I looked forward to reading this volume in the ‘Fine Wine Editions’ from the team of ‘The World of Fine Wine’, as every book has provided excellent overviews of the regions they cover, and a fascinating and broad range of producer profiles, which do not quite meet up to their subtitles “A Guide to the Best Producers of…” in this case the “Cote d’Or and Their Wines”. That has been a minor quibble with these books, as they are not strictly the “Best Producers”. I acknowledge that a selection of wine producers reckoned to be the best is subjective. However many of the books have omitted producers that are clearly the very best, but included a good number of those that are not quite at the ‘best’ level. I am pleased with this approach however, as it does give a wider outlook, not just focussing on tried and true and those which received plenty of coverage. This approach also allows a bit of licence for the author to put their individual stamp on the book, allowing readers a bit of extra insight into the mind and values of the writer.
Bill Nanson seems an unlikely choice as the author of the Burgundy region, as there are many noted members of the wine trade, including a good number with the exalted M.W. initials after their name who might be more obvious, but as quite of few of them already have publications on the subject, a fresh face could be very desirable. Bill Nanson “is a chemist by profession with no connection to the wine trade”, but he has visited Burgundy regularly for 15 years, often working vintage. He publishes the ‘Burgundy Report’ as an independent commentator. And from reading this work, he is clearly a buyer and an avid consumer. As such, Nanson actually has a closer connection to the majority of readers.
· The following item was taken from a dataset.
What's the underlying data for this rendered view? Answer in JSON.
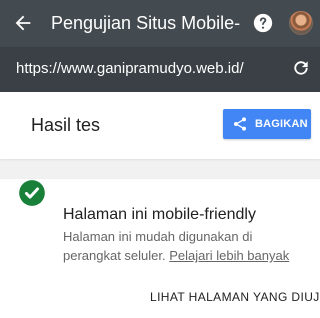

The author’s consumer approach is evident from his introductory chapters. He has an excellent overall understanding of each of the important aspects, and presents them simply and clearly in a manner that is easily accessible for the layman, and doesn’t get bogged down in detail or drawn away on tangents that may be particular issues or fascinations that a trade or technical writer can be inclined to do. The subjects of geography and geology, history, culture and the market are discussed, with good insights. Nanson also works through the concept of classifications and hierarchies which is a foundation of burgundy structure. The grape varieties, viticulture and winemaking lead to a discussion on how and when to enjoy the wines of the region, and describes what to expect. The introductory chapters are ‘Burgundy 101’ for sure, but essential for a novice and a good recap for anyone familiar with the region.
The heart of the book as in all of the other books in the series is the collection of producer profiles. This is conveniently divided into the Cote de Nuits and the Cote de Beaune. Again, as in the introductory chapters, Nanson’s lead-in with the descriptions of each of the appellations and villages is excellent. He captures the physical, cultural and wine traits exceptionally well, and I’d imagine most readers will connect with his words. On the way, he dispels a few myths and misconceptions, and when one learns a little this way, the book grows in its value.
As mentioned above, the choice of producer profiles is rather subjective if not controversial, and I’m rather disappointed that some of my favourites are not included. I note a couple of the significant domaines who are also negociants are missing, yet others are there. The actual pen portraits are rather brief and really lack sufficient data and hard facts to make this a proper reference book, but Nanson captures the feel and personality of the producers and conveys this with ease to the reader. And again, as with most of the other books in the series, the actual wines selected to be representative of the producers’ best are not actually that, but more representative of what the author sees as personally attractive, interesting and unique. This does has its benefits as it brings attention to wines that would never normally be mentioned in a book keeping strictly to the title of ‘Finest Wines’.
In other my reviews of the other books in this series, I’ve not made mention of the photography of Jon Wyand. He captures his subjects, the producers, extremely well, and one easily gains an impression of their personalities and their surroundings. Maybe we have been ingrained with the notion that Burgundy is about people and the land, as opposed to Bordeaux which is more about business, but the photography had an empathetic impact on me, and added significantly to gaining a sense of the characters of the producers, and thus the enjoyment of the book. Wygand’s photography achieves this in all of these books I’ve come across to date.
In summary, this is another useful addition to your library of books on Burgundy, very much in the style of the rest of the series instigated by the ‘World of Fine Wine’. They’re not reference books by any means, but they introduce the region and many of the people very well, and as the collection of titles in the series builds, they are becoming valuable, up-to-date elements of a good and readable resource.